I went to the library and borrowed a book on BASIC. I typed in some of the listings. My uncle helped me debug a joke program. Something about a mosquito. I never got far enough to poke at memory, and after Doom there was oblivion.

That’s what Fortran feels like for me: typing these programs in all caps, tmux in a stark xterm, typing in various inputs and writing (!) the output.
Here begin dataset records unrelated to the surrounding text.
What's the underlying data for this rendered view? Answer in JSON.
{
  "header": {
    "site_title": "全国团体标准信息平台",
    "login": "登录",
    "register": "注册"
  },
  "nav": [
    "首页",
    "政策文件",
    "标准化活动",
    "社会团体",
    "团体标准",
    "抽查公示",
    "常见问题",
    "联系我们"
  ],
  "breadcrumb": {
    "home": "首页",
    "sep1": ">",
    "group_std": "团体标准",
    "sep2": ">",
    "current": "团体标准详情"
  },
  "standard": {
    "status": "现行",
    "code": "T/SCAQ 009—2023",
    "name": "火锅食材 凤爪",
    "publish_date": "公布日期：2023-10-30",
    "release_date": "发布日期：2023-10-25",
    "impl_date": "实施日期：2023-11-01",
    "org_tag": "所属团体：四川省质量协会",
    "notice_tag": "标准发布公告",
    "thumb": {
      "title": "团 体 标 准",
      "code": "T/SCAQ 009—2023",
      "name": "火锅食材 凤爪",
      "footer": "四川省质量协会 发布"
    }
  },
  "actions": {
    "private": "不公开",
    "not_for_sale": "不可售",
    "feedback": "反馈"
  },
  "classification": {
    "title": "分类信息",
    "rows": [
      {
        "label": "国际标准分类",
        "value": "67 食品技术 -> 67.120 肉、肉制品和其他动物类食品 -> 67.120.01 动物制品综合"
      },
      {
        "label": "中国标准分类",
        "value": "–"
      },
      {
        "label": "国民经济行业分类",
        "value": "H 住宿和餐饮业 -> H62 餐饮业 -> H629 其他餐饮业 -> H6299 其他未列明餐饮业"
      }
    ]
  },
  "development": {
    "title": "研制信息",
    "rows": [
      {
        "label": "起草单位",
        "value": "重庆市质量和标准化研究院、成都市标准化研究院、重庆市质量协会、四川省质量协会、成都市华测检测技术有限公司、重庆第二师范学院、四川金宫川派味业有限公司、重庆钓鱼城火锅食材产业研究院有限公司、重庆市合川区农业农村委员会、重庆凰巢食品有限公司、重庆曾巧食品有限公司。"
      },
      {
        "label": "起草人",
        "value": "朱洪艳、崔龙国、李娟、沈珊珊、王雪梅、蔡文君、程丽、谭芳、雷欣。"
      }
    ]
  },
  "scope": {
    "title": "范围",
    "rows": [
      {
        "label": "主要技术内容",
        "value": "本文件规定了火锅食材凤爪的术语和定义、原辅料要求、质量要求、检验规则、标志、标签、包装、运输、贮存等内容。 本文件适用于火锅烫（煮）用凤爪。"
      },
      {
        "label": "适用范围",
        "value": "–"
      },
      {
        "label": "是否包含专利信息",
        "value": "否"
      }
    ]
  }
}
Each simple READ, calculate and PRINT a step in childhood reclamation, backwards through the mists to a console with assembly, waiting for my twelve-year old self to begin:

SECTION .data

Relentless surprises

So far the pattern of scheduled task fails seems to be:

  • Run as logged in user (by default): everything works until it doesn’t. You’ll know because schtasks will show “Could not start.”
  • Run whether user is logged in or not: this will run the script, but cscript and – possibly – perl – and tclsh, maybe – may fail silently (task exits with success).
  • Run with highest privileges: cscript doesn’t seem to execute here.

That blink when you switch from the first setting to the others might be a fix: select one of the latter two and then switch back. Two blinks and things might run again. The exact kind of sorcery I hoped to avoid; possibilities include /v1 switch and prefixing /tr paths with a backslash (\).

There is also the matter of having a Desktop\ folder C:\Windows\System32\config\systemprofile. For serious!

Spaces in your echoed dates

After this, the batch script fails to find the file:

@echo off
setlocal enabledelayedexpansion

echo 2014/04/16 > dates.txt
echo 2014/04/17 >> dates.txt

for /f "tokens=*" %%i in (dates.txt) do (
  set dt=%%i
  set dtdir=!dt:/=\!
  for /f "tokens=*" %%j in (!dtdir!\data.csv) do (
    echo %%j
  )
)

endlocal
goto :eof

The batch script tries to look for files in a directory “20144\16 \data.csv”; that niggling space breaks all the difference. So to get rid of the space,

set dtdir=!dtdir: =!